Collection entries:
******
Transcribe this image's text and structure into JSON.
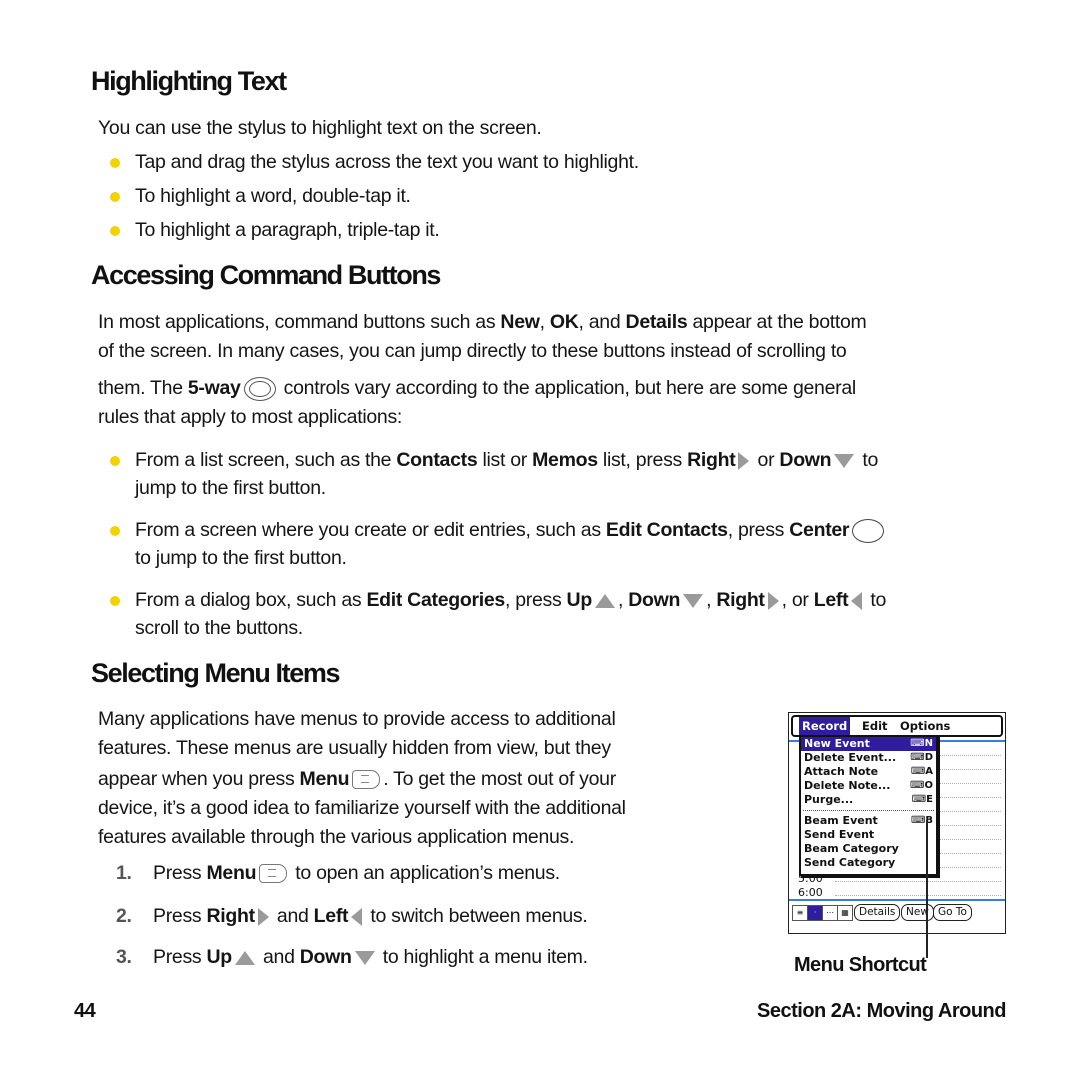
{
  "sections": {
    "highlighting": {
      "title": "Highlighting Text",
      "intro": "You can use the stylus to highlight text on the screen.",
      "bullets": [
        "Tap and drag the stylus across the text you want to highlight.",
        "To highlight a word, double-tap it.",
        "To highlight a paragraph, triple-tap it."
      ]
    },
    "command_buttons": {
      "title": "Accessing Command Buttons",
      "p1_a": "In most applications, command buttons such as ",
      "p1_new": "New",
      "p1_b": ", ",
      "p1_ok": "OK",
      "p1_c": ", and ",
      "p1_details": "Details",
      "p1_d": " appear at the bottom",
      "p2": "of the screen. In many cases, you can jump directly to these buttons instead of scrolling to",
      "p3_a": "them. The ",
      "p3_fiveway": "5-way",
      "p3_b": " controls vary according to the application, but here are some general",
      "p4": "rules that apply to most applications:",
      "b1": {
        "a": "From a list screen, such as the ",
        "contacts": "Contacts",
        "b": " list or ",
        "memos": "Memos",
        "c": " list, press ",
        "right": "Right",
        "d": " or ",
        "down": "Down",
        "e": " to",
        "f": "jump to the first button."
      },
      "b2": {
        "a": "From a screen where you create or edit entries, such as ",
        "edit_contacts": "Edit Contacts",
        "b": ", press ",
        "center": "Center",
        "c": "to jump to the first button."
      },
      "b3": {
        "a": "From a dialog box, such as ",
        "edit_categories": "Edit Categories",
        "b": ", press ",
        "up": "Up",
        "c": ", ",
        "down": "Down",
        "d": ", ",
        "right": "Right",
        "e": ", or ",
        "left": "Left",
        "f": " to",
        "g": "scroll to the buttons."
      }
    },
    "menu_items": {
      "title": "Selecting Menu Items",
      "p1": "Many applications have menus to provide access to additional",
      "p2": "features. These menus are usually hidden from view, but they",
      "p3_a": "appear when you press ",
      "p3_menu": "Menu",
      "p3_b": ". To get the most out of your",
      "p4": "device, it’s a good idea to familiarize yourself with the additional",
      "p5": "features available through the various application menus.",
      "steps": [
        {
          "num": "1.",
          "a": "Press ",
          "k1": "Menu",
          "b": " to open an application’s menus."
        },
        {
          "num": "2.",
          "a": "Press ",
          "k1": "Right",
          "b": " and ",
          "k2": "Left",
          "c": " to switch between menus."
        },
        {
          "num": "3.",
          "a": "Press ",
          "k1": "Up",
          "b": " and ",
          "k2": "Down",
          "c": " to highlight a menu item."
        }
      ]
    }
  },
  "device_screen": {
    "menubar": [
      "Record",
      "Edit",
      "Options"
    ],
    "menu_items": [
      {
        "label": "New Event",
        "shortcut": "N",
        "selected": true
      },
      {
        "label": "Delete Event...",
        "shortcut": "D"
      },
      {
        "label": "Attach Note",
        "shortcut": "A"
      },
      {
        "label": "Delete Note...",
        "shortcut": "O"
      },
      {
        "label": "Purge...",
        "shortcut": "E"
      },
      {
        "label": "Beam Event",
        "shortcut": "B"
      },
      {
        "label": "Send Event",
        "shortcut": ""
      },
      {
        "label": "Beam Category",
        "shortcut": ""
      },
      {
        "label": "Send Category",
        "shortcut": ""
      }
    ],
    "times": [
      "5:00",
      "6:00"
    ],
    "buttons": [
      "Details",
      "New",
      "Go To"
    ],
    "accent_color": "#2e1d9c",
    "callout": "Menu Shortcut"
  },
  "footer": {
    "page_number": "44",
    "section": "Section 2A: Moving Around"
  },
  "colors": {
    "bullet": "#f2d200",
    "arrow": "#9a9a9a"
  }
}
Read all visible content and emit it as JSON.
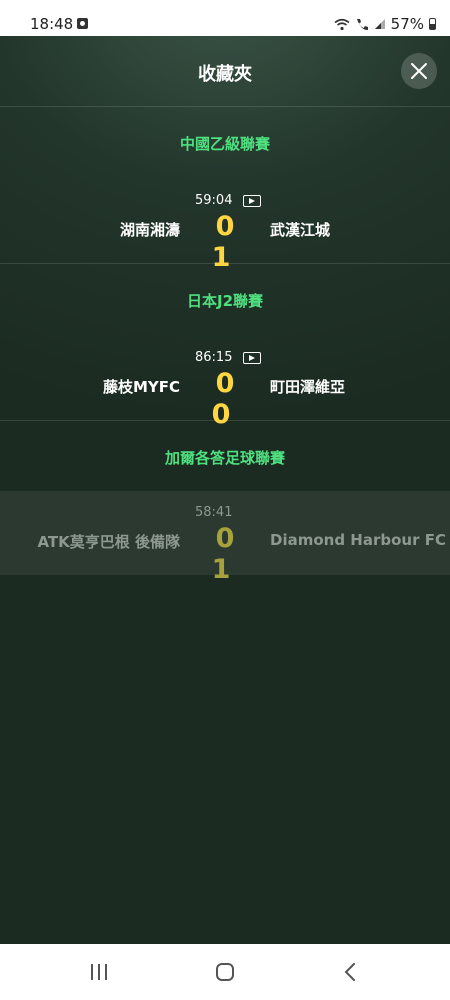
{
  "status_bar": {
    "time": "18:48",
    "signal_icons": "wifi-call-icon, signal-icon",
    "battery": "57%"
  },
  "header": {
    "title": "收藏夾",
    "close_icon": "close-icon"
  },
  "leagues": [
    {
      "name": "中國乙級聯賽",
      "match": {
        "clock": "59:04",
        "home": "湖南湘濤",
        "score": "0 1",
        "away": "武漢江城",
        "has_video": true
      }
    },
    {
      "name": "日本J2聯賽",
      "match": {
        "clock": "86:15",
        "home": "藤枝MYFC",
        "score": "0 0",
        "away": "町田澤維亞",
        "has_video": true
      }
    },
    {
      "name": "加爾各答足球聯賽",
      "match": {
        "clock": "58:41",
        "home": "ATK莫亨巴根 後備隊",
        "score": "0 1",
        "away": "Diamond Harbour FC",
        "has_video": false
      }
    }
  ],
  "colors": {
    "league_name": "#4ee07f",
    "score": "#ffd642",
    "panel_bg": "#1b2b22"
  }
}
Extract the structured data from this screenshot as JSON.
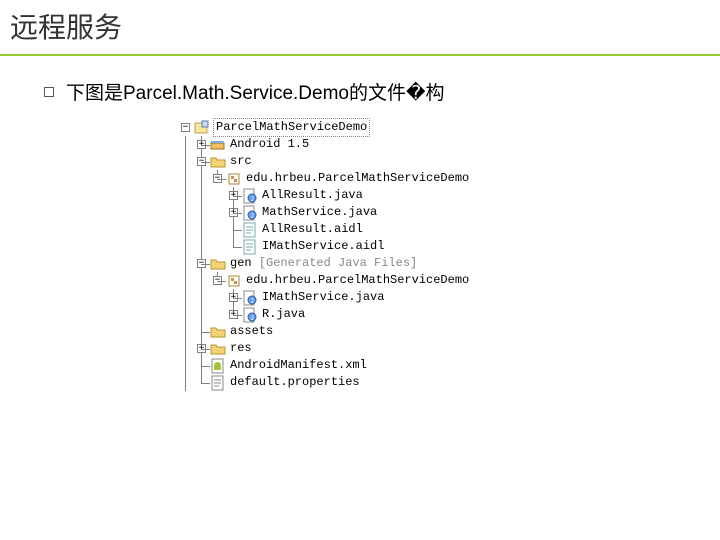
{
  "title": "远程服务",
  "bullet": "下图是Parcel.Math.Service.Demo的文件�构",
  "tree": {
    "root": "ParcelMathServiceDemo",
    "android": "Android 1.5",
    "src": "src",
    "pkg1": "edu.hrbeu.ParcelMathServiceDemo",
    "f1": "AllResult.java",
    "f2": "MathService.java",
    "f3": "AllResult.aidl",
    "f4": "IMathService.aidl",
    "gen": "gen",
    "gen_note": "[Generated Java Files]",
    "pkg2": "edu.hrbeu.ParcelMathServiceDemo",
    "f5": "IMathService.java",
    "f6": "R.java",
    "assets": "assets",
    "res": "res",
    "manifest": "AndroidManifest.xml",
    "default": "default.properties"
  }
}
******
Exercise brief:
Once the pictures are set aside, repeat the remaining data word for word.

Task result:
Transcribe this image's text and structure into JSON.
{
  "sections": {
    "highlighting": {
      "title": "Highlighting Text",
      "intro": "You can use the stylus to highlight text on the screen.",
      "bullets": [
        "Tap and drag the stylus across the text you want to highlight.",
        "To highlight a word, double-tap it.",
        "To highlight a paragraph, triple-tap it."
      ]
    },
    "command_buttons": {
      "title": "Accessing Command Buttons",
      "p1_a": "In most applications, command buttons such as ",
      "p1_new": "New",
      "p1_b": ", ",
      "p1_ok": "OK",
      "p1_c": ", and ",
      "p1_details": "Details",
      "p1_d": " appear at the bottom",
      "p2": "of the screen. In many cases, you can jump directly to these buttons instead of scrolling to",
      "p3_a": "them. The ",
      "p3_fiveway": "5-way",
      "p3_b": " controls vary according to the application, but here are some general",
      "p4": "rules that apply to most applications:",
      "b1": {
        "a": "From a list screen, such as the ",
        "contacts": "Contacts",
        "b": " list or ",
        "memos": "Memos",
        "c": " list, press ",
        "right": "Right",
        "d": " or ",
        "down": "Down",
        "e": " to",
        "f": "jump to the first button."
      },
      "b2": {
        "a": "From a screen where you create or edit entries, such as ",
        "edit_contacts": "Edit Contacts",
        "b": ", press ",
        "center": "Center",
        "c": "to jump to the first button."
      },
      "b3": {
        "a": "From a dialog box, such as ",
        "edit_categories": "Edit Categories",
        "b": ", press ",
        "up": "Up",
        "c": ", ",
        "down": "Down",
        "d": ", ",
        "right": "Right",
        "e": ", or ",
        "left": "Left",
        "f": " to",
        "g": "scroll to the buttons."
      }
    },
    "menu_items": {
      "title": "Selecting Menu Items",
      "p1": "Many applications have menus to provide access to additional",
      "p2": "features. These menus are usually hidden from view, but they",
      "p3_a": "appear when you press ",
      "p3_menu": "Menu",
      "p3_b": ". To get the most out of your",
      "p4": "device, it’s a good idea to familiarize yourself with the additional",
      "p5": "features available through the various application menus.",
      "steps": [
        {
          "num": "1.",
          "a": "Press ",
          "k1": "Menu",
          "b": " to open an application’s menus."
        },
        {
          "num": "2.",
          "a": "Press ",
          "k1": "Right",
          "b": " and ",
          "k2": "Left",
          "c": " to switch between menus."
        },
        {
          "num": "3.",
          "a": "Press ",
          "k1": "Up",
          "b": " and ",
          "k2": "Down",
          "c": " to highlight a menu item."
        }
      ]
    }
  },
  "device_screen": {
    "menubar": [
      "Record",
      "Edit",
      "Options"
    ],
    "menu_items": [
      {
        "label": "New Event",
        "shortcut": "N",
        "selected": true
      },
      {
        "label": "Delete Event...",
        "shortcut": "D"
      },
      {
        "label": "Attach Note",
        "shortcut": "A"
      },
      {
        "label": "Delete Note...",
        "shortcut": "O"
      },
      {
        "label": "Purge...",
        "shortcut": "E"
      },
      {
        "label": "Beam Event",
        "shortcut": "B"
      },
      {
        "label": "Send Event",
        "shortcut": ""
      },
      {
        "label": "Beam Category",
        "shortcut": ""
      },
      {
        "label": "Send Category",
        "shortcut": ""
      }
    ],
    "times": [
      "5:00",
      "6:00"
    ],
    "buttons": [
      "Details",
      "New",
      "Go To"
    ],
    "accent_color": "#2e1d9c",
    "callout": "Menu Shortcut"
  },
  "footer": {
    "page_number": "44",
    "section": "Section 2A: Moving Around"
  },
  "colors": {
    "bullet": "#f2d200",
    "arrow": "#9a9a9a"
  }
}
Read all visible content and emit it as JSON.
{
  "status_bar": {
    "time": "18:48",
    "signal_icons": "wifi-call-icon, signal-icon",
    "battery": "57%"
  },
  "header": {
    "title": "收藏夾",
    "close_icon": "close-icon"
  },
  "leagues": [
    {
      "name": "中國乙級聯賽",
      "match": {
        "clock": "59:04",
        "home": "湖南湘濤",
        "score": "0 1",
        "away": "武漢江城",
        "has_video": true
      }
    },
    {
      "name": "日本J2聯賽",
      "match": {
        "clock": "86:15",
        "home": "藤枝MYFC",
        "score": "0 0",
        "away": "町田澤維亞",
        "has_video": true
      }
    },
    {
      "name": "加爾各答足球聯賽",
      "match": {
        "clock": "58:41",
        "home": "ATK莫亨巴根 後備隊",
        "score": "0 1",
        "away": "Diamond Harbour FC",
        "has_video": false
      }
    }
  ],
  "colors": {
    "league_name": "#4ee07f",
    "score": "#ffd642",
    "panel_bg": "#1b2b22"
  }
}
Extract the structured data from this screenshot as JSON.
{
  "title": "远程服务",
  "bullet": "下图是Parcel.Math.Service.Demo的文件�构",
  "tree": {
    "root": "ParcelMathServiceDemo",
    "android": "Android 1.5",
    "src": "src",
    "pkg1": "edu.hrbeu.ParcelMathServiceDemo",
    "f1": "AllResult.java",
    "f2": "MathService.java",
    "f3": "AllResult.aidl",
    "f4": "IMathService.aidl",
    "gen": "gen",
    "gen_note": "[Generated Java Files]",
    "pkg2": "edu.hrbeu.ParcelMathServiceDemo",
    "f5": "IMathService.java",
    "f6": "R.java",
    "assets": "assets",
    "res": "res",
    "manifest": "AndroidManifest.xml",
    "default": "default.properties"
  }
}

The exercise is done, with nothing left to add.